TASK OBJECTIVE:
The data below is to be written out exactly, with no pictures.

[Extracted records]
::::::
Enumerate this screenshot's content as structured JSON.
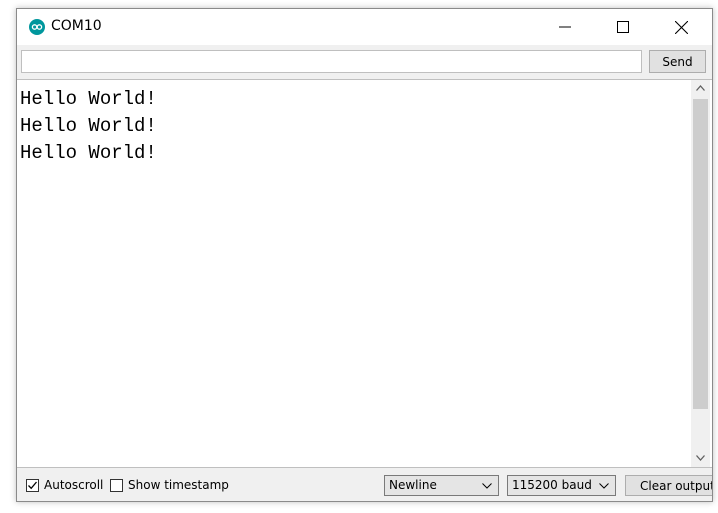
{
  "window": {
    "title": "COM10",
    "icon": "arduino-icon",
    "accent_color": "#00979d"
  },
  "title_buttons": {
    "minimize_icon": "minimize-icon",
    "maximize_icon": "maximize-icon",
    "close_icon": "close-icon"
  },
  "input": {
    "value": "",
    "placeholder": "",
    "send_label": "Send"
  },
  "output": {
    "lines": [
      "Hello World!",
      "Hello World!",
      "Hello World!"
    ]
  },
  "status_bar": {
    "autoscroll": {
      "label": "Autoscroll",
      "checked": true
    },
    "show_timestamp": {
      "label": "Show timestamp",
      "checked": false
    },
    "line_ending": {
      "selected": "Newline"
    },
    "baud_rate": {
      "selected": "115200 baud"
    },
    "clear_label": "Clear output"
  }
}
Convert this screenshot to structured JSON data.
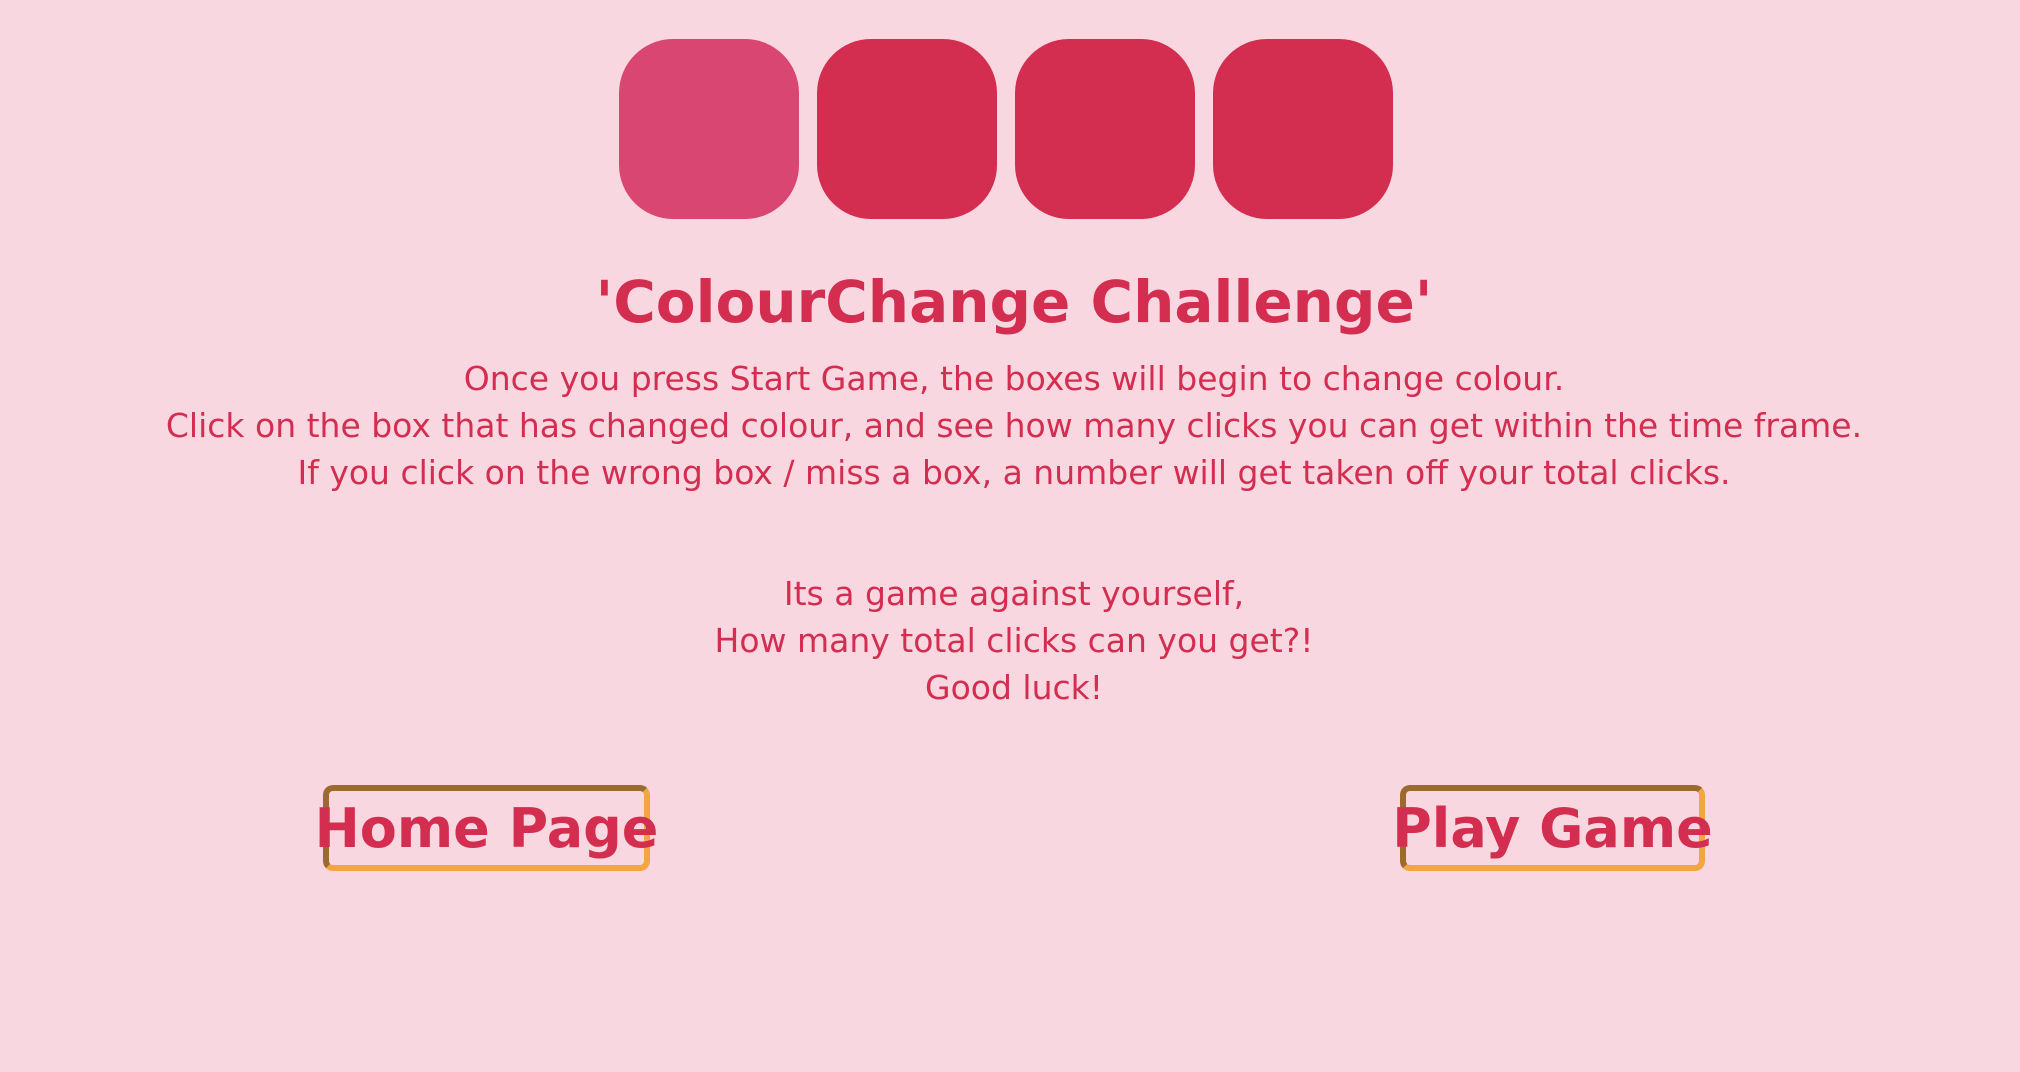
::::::
OUTPUT OF THE EXERCISE:
Enumerate this screenshot's content as structured JSON.
{
  "window": {
    "title": "COM10",
    "icon": "arduino-icon",
    "accent_color": "#00979d"
  },
  "title_buttons": {
    "minimize_icon": "minimize-icon",
    "maximize_icon": "maximize-icon",
    "close_icon": "close-icon"
  },
  "input": {
    "value": "",
    "placeholder": "",
    "send_label": "Send"
  },
  "output": {
    "lines": [
      "Hello World!",
      "Hello World!",
      "Hello World!"
    ]
  },
  "status_bar": {
    "autoscroll": {
      "label": "Autoscroll",
      "checked": true
    },
    "show_timestamp": {
      "label": "Show timestamp",
      "checked": false
    },
    "line_ending": {
      "selected": "Newline"
    },
    "baud_rate": {
      "selected": "115200 baud"
    },
    "clear_label": "Clear output"
  }
}
Convert this screenshot to structured JSON data.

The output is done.